After an unsuccessful search for a second home, a couple decides to add on to an existing family home.By Rob Duca | Photography by Dan Cutrona
Among Jeanne Hasenmiller’s fondest memories are of her parents’ home near Skaket Beach in Orleans where she could look out from the back of the house toward Cape Cod Bay. She lived there from age three to nine. Her family then relocated to Seattle but still kept the Orleans home, where she continued to return every summer. “I worked at the local Howard Johnson’s and at the Orleans Oracle when I was in high school and college,” she says. “And I got married in Orleans in 2007. At that point, we were trying to figure out a way to spend more time here.”
Living year-round in Arizona (the couple recently moved to Florida), they hit upon a novel solution after they were unable to find a property that met their needs.
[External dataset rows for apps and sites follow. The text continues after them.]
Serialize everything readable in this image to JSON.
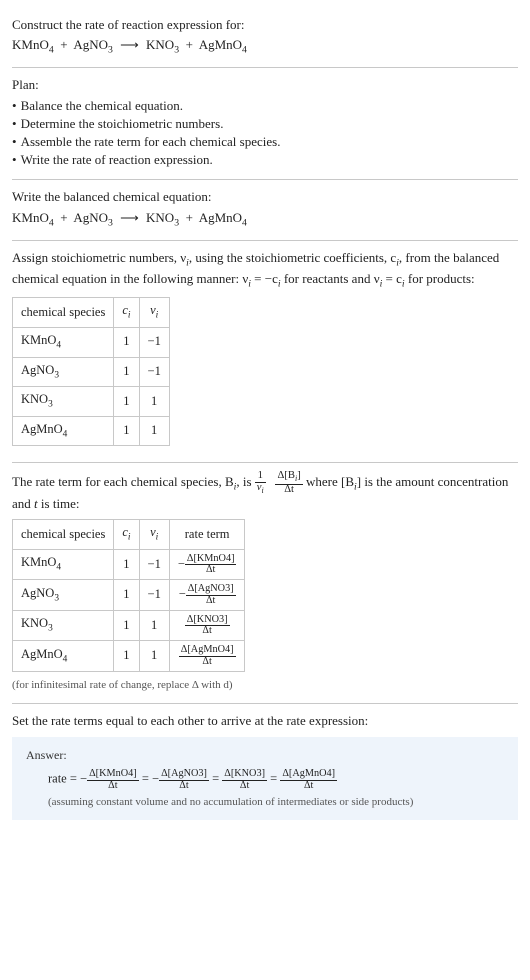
{
  "intro": {
    "line1": "Construct the rate of reaction expression for:",
    "eq_lhs1": "KMnO",
    "eq_lhs1s": "4",
    "eq_lhs2": "AgNO",
    "eq_lhs2s": "3",
    "eq_rhs1": "KNO",
    "eq_rhs1s": "3",
    "eq_rhs2": "AgMnO",
    "eq_rhs2s": "4"
  },
  "plan": {
    "title": "Plan:",
    "items": [
      "Balance the chemical equation.",
      "Determine the stoichiometric numbers.",
      "Assemble the rate term for each chemical species.",
      "Write the rate of reaction expression."
    ]
  },
  "balanced": {
    "title": "Write the balanced chemical equation:"
  },
  "stoich": {
    "para_a": "Assign stoichiometric numbers, ν",
    "para_b": ", using the stoichiometric coefficients, c",
    "para_c": ", from the balanced chemical equation in the following manner: ν",
    "para_d": " = −c",
    "para_e": " for reactants and ν",
    "para_f": " = c",
    "para_g": " for products:",
    "i": "i",
    "table": {
      "h1": "chemical species",
      "h2": "c",
      "h3": "ν",
      "rows": [
        {
          "sp": "KMnO",
          "sps": "4",
          "c": "1",
          "v": "−1"
        },
        {
          "sp": "AgNO",
          "sps": "3",
          "c": "1",
          "v": "−1"
        },
        {
          "sp": "KNO",
          "sps": "3",
          "c": "1",
          "v": "1"
        },
        {
          "sp": "AgMnO",
          "sps": "4",
          "c": "1",
          "v": "1"
        }
      ]
    }
  },
  "rateterm": {
    "para_a": "The rate term for each chemical species, B",
    "para_b": ", is ",
    "para_c": " where [B",
    "para_d": "] is the amount concentration and ",
    "para_e": " is time:",
    "i": "i",
    "t": "t",
    "f1n": "1",
    "f1d_a": "ν",
    "f1d_b": "i",
    "f2n_a": "Δ[B",
    "f2n_b": "i",
    "f2n_c": "]",
    "f2d": "Δt",
    "table": {
      "h1": "chemical species",
      "h2": "c",
      "h3": "ν",
      "h4": "rate term",
      "rows": [
        {
          "sp": "KMnO",
          "sps": "4",
          "c": "1",
          "v": "−1",
          "neg": "−",
          "num": "Δ[KMnO4]",
          "den": "Δt"
        },
        {
          "sp": "AgNO",
          "sps": "3",
          "c": "1",
          "v": "−1",
          "neg": "−",
          "num": "Δ[AgNO3]",
          "den": "Δt"
        },
        {
          "sp": "KNO",
          "sps": "3",
          "c": "1",
          "v": "1",
          "neg": "",
          "num": "Δ[KNO3]",
          "den": "Δt"
        },
        {
          "sp": "AgMnO",
          "sps": "4",
          "c": "1",
          "v": "1",
          "neg": "",
          "num": "Δ[AgMnO4]",
          "den": "Δt"
        }
      ]
    },
    "note": "(for infinitesimal rate of change, replace Δ with d)"
  },
  "setequal": {
    "para": "Set the rate terms equal to each other to arrive at the rate expression:"
  },
  "answer": {
    "label": "Answer:",
    "rate": "rate = ",
    "terms": [
      {
        "neg": "−",
        "num": "Δ[KMnO4]",
        "den": "Δt"
      },
      {
        "neg": "−",
        "num": "Δ[AgNO3]",
        "den": "Δt"
      },
      {
        "neg": "",
        "num": "Δ[KNO3]",
        "den": "Δt"
      },
      {
        "neg": "",
        "num": "Δ[AgMnO4]",
        "den": "Δt"
      }
    ],
    "eq": " = ",
    "note": "(assuming constant volume and no accumulation of intermediates or side products)"
  },
  "chart_data": {
    "type": "table",
    "tables": [
      {
        "title": "Stoichiometric numbers",
        "columns": [
          "chemical species",
          "c_i",
          "ν_i"
        ],
        "rows": [
          [
            "KMnO4",
            1,
            -1
          ],
          [
            "AgNO3",
            1,
            -1
          ],
          [
            "KNO3",
            1,
            1
          ],
          [
            "AgMnO4",
            1,
            1
          ]
        ]
      },
      {
        "title": "Rate terms",
        "columns": [
          "chemical species",
          "c_i",
          "ν_i",
          "rate term"
        ],
        "rows": [
          [
            "KMnO4",
            1,
            -1,
            "-Δ[KMnO4]/Δt"
          ],
          [
            "AgNO3",
            1,
            -1,
            "-Δ[AgNO3]/Δt"
          ],
          [
            "KNO3",
            1,
            1,
            "Δ[KNO3]/Δt"
          ],
          [
            "AgMnO4",
            1,
            1,
            "Δ[AgMnO4]/Δt"
          ]
        ]
      }
    ],
    "rate_expression": "rate = -Δ[KMnO4]/Δt = -Δ[AgNO3]/Δt = Δ[KNO3]/Δt = Δ[AgMnO4]/Δt"
  }
}
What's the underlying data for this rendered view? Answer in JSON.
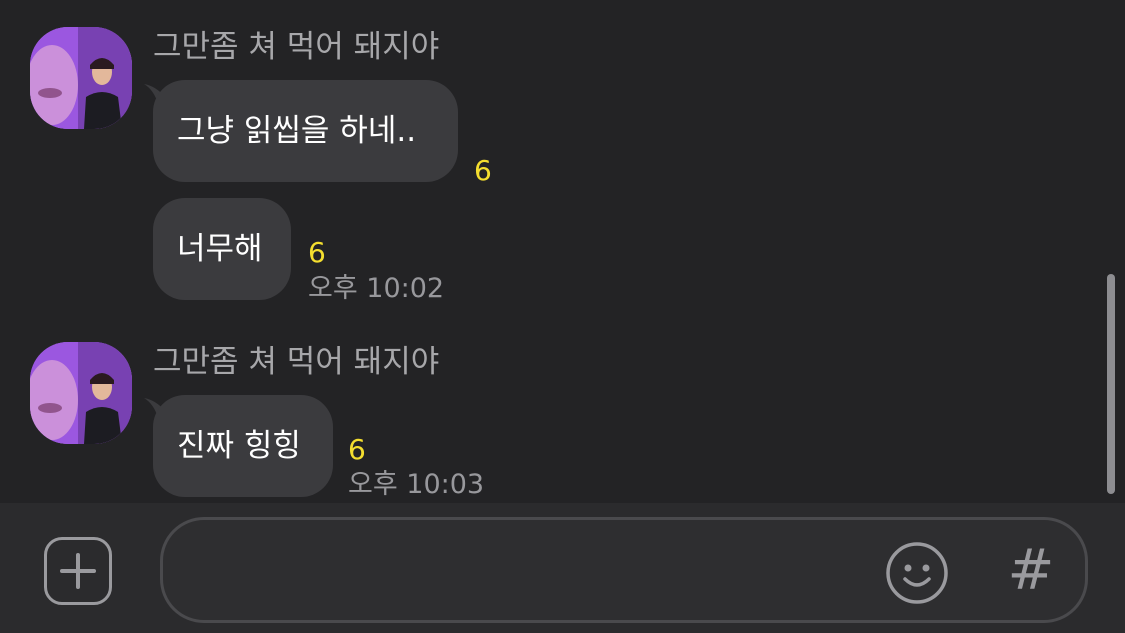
{
  "messages": [
    {
      "sender": "그만좀 쳐 먹어 돼지야",
      "avatar_icon": "profile-photo",
      "bubbles": [
        {
          "text": "그냥 읽씹을 하네..",
          "unread": "6",
          "time": ""
        },
        {
          "text": "너무해",
          "unread": "6",
          "time": "오후 10:02"
        }
      ]
    },
    {
      "sender": "그만좀 쳐 먹어 돼지야",
      "avatar_icon": "profile-photo",
      "bubbles": [
        {
          "text": "진짜 힝힝",
          "unread": "6",
          "time": "오후 10:03"
        }
      ]
    }
  ],
  "composer": {
    "placeholder": "",
    "add_icon": "plus-icon",
    "emoji_icon": "smiley-icon",
    "hash_label": "#"
  },
  "colors": {
    "background": "#232325",
    "bubble": "#3b3b3e",
    "unread": "#f4de2f",
    "time": "#98989c",
    "sender": "#a7a7aa"
  }
}
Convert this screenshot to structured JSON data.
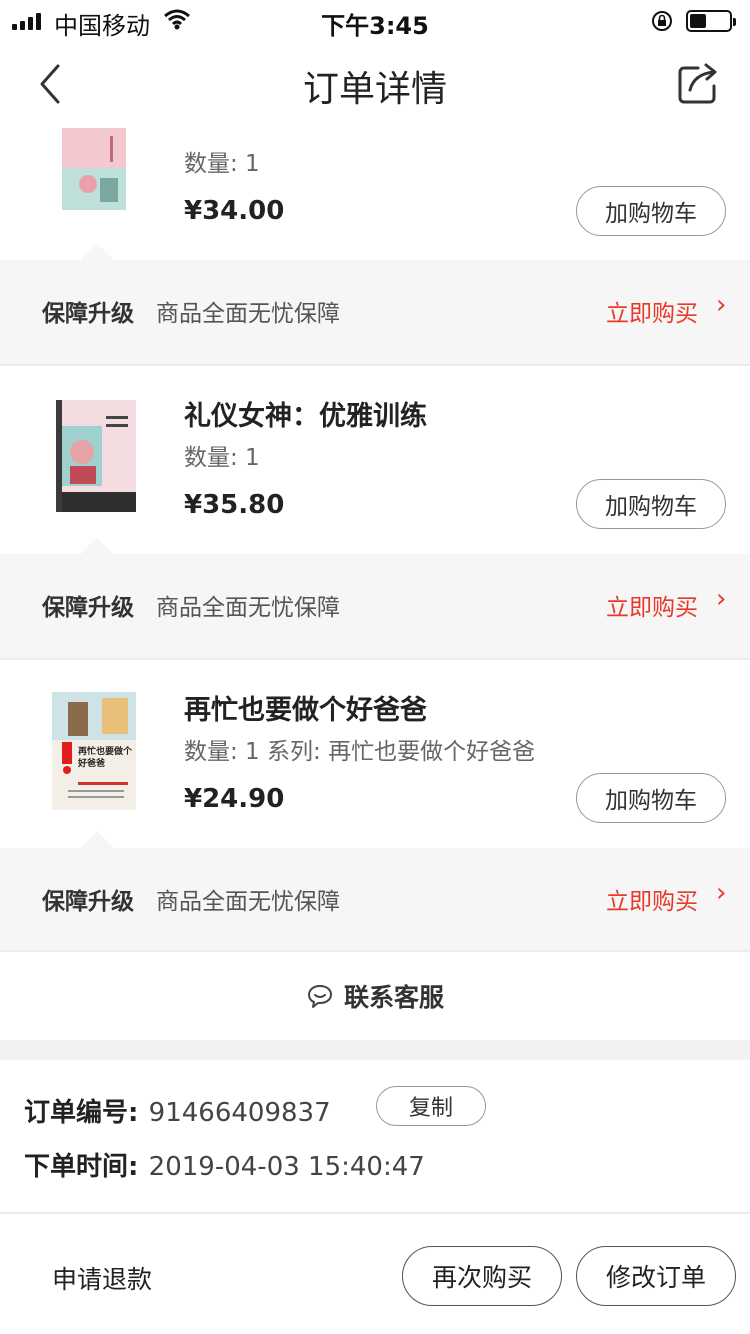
{
  "status_bar": {
    "carrier": "中国移动",
    "time": "下午3:45",
    "icons": [
      "signal-icon",
      "wifi-icon",
      "orientation-lock-icon",
      "battery-icon"
    ]
  },
  "nav": {
    "title": "订单详情",
    "back_icon": "back-arrow-icon",
    "share_icon": "share-icon"
  },
  "items": [
    {
      "title": "",
      "quantity": "数量: 1",
      "price": "¥34.00",
      "cart_label": "加购物车"
    },
    {
      "title": "礼仪女神：优雅训练",
      "quantity": "数量: 1",
      "price": "¥35.80",
      "cart_label": "加购物车"
    },
    {
      "title": "再忙也要做个好爸爸",
      "quantity": "数量: 1 系列: 再忙也要做个好爸爸",
      "price": "¥24.90",
      "cart_label": "加购物车",
      "cover_text": "再忙也要做个好爸爸"
    }
  ],
  "guarantee": {
    "label": "保障升级",
    "desc": "商品全面无忧保障",
    "action": "立即购买",
    "arrow": "›"
  },
  "contact": {
    "label": "联系客服",
    "icon": "chat-bubble-icon"
  },
  "order_info": {
    "number_label": "订单编号:",
    "number_value": "91466409837",
    "copy_label": "复制",
    "time_label": "下单时间:",
    "time_value": "2019-04-03 15:40:47"
  },
  "footer": {
    "refund_label": "申请退款",
    "rebuy_label": "再次购买",
    "modify_label": "修改订单"
  },
  "colors": {
    "accent": "#e8392a",
    "band": "#f6f6f6"
  }
}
Hasenmiller’s mother suggested they build an addition to the original house. By using an existing enclosed porch to tie the new addition to main house, they would each have private spaces, while creating a common area to enjoy dinner and the spectacular view. “It’s an unusual situation, but it makes sense for lots of reasons,” Hasenmiller says.
Out of need comes inspiration
The challenge for architect Peter Coneen, of Orleans, and Cape Associates Inc., with offices in North Eastham and Yarmouthport, was to retain the Cape Cod character of the 51-year-old house, while designing a new space that took full advantage of the ocean views and tip-toed around a limited footprint. In addition, zoning restrictions prevented the addition from including a stove in the kitchen. “They wanted the overall look and feel to be like a Cape cottage – Spartan but with a decorative appeal,” said Rich Bryant of Cape Associates.
Hasenmiller is thrilled with the finished product. Although only 1,300 square feet, the two-story addition has two bedrooms, two baths and a kitchenette/great room with French doors leading to the enclosed porch. A deck was added at the last moment. The kitchenette has a refrigerator and a microwave. Cooking is done on a barbecue grill on the deck. The homeowners broke ground in November, 2010 and moved in the following May.
The kitchenette/great room is the home’s focal point. With exposed beams, a vaulted ceiling, white bead board walls and red oak floors, it’s a receptive, welcoming space to relax following a day of lounging at the beach. There are views to the bay from the second-floor bedroom, the deck, and, thanks to innovative thinking, from the kitchenette, where a 42-inch high island with bar stools provides an unimpeded look over the heads of people sitting on the porch. “They wanted to be in their kitchen and see the ocean,” says Marsha Malone of Nautique in Brewster, which provided the home furnishings and the interior design. “The kitchen island is high enough to maximize the views yet fits neatly into the center of the room to provide a wonderful gathering spot.”
The interiors are all about keeping it beachy
Malone fashioned the island from reclaimed wood, or as she says, the best of recycling. The countertop is made of 200-year-old barn wood, and the adjacent hutch is antique pine. All the furniture came from the company’s popular Sail Loft Collection. “The owners wanted the house to be beachy and playful – the antithesis of their Arizona home, which has a Southwestern feel. I tried to create a home that evokes the feeling of summer and honors the style of the main house,” she said.
A tone of simplicity is reflected throughout the house, with bedding and paint colors chosen with summer in mind. The walls are painted Yosemite Sand and both baths are Barbados Sand, which in laymen’s terms is a soft beige. The bedding in the upstairs guest bedroom is deep pink and turquoise, with pink, green and blue-striped swivel chairs set aside crisp white bead board furniture creating a light, airy setting. “They wanted a feeling upstairs that would be fun for guests, so they chose vibrant colors,” Malone said.
For the top of the stairs leading to the second bedroom, Malone placed a rope chandelier that can be seen from the outside. That nautical theme continues with rope treatments sewn into the seams of chairs in the great room and bathroom mirrors that highlight rope around a wood trim.
The first-floor master bedroom features a custom-built blue-striped writing desk that paired with blue-shaded bedding creates a soothing atmosphere. Hasenmiller, who owns a public relations consulting firm, knew she would need to work when on the Cape, but didn’t want to forget where she was. “This evokes a feeling of water,” Malone said.
“It’s kind of a traditional Cape Cod home with a beachy feel to it,” Hasenmiller said. “We did it really simple. Old-style hardwood floors, baths painted the same color, the whole rest of the house the same color. For me, the great room is fabulous, with wonderful views of Cape Cod Bay.”